▶ [Try it]: Tally every line of the entries that contains the string "icon", then reply with only that number.

▶ [Provided data]:
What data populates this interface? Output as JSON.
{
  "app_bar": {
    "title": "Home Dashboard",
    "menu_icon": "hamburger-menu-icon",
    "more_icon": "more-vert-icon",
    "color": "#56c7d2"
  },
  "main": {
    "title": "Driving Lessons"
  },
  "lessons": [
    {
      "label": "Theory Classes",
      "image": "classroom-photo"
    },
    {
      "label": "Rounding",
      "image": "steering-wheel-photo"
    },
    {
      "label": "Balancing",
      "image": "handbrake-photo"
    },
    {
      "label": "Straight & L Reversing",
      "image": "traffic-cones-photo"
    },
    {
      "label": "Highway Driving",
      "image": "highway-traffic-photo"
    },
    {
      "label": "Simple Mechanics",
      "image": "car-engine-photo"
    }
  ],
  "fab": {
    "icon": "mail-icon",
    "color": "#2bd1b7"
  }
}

▶ [Response box]: 3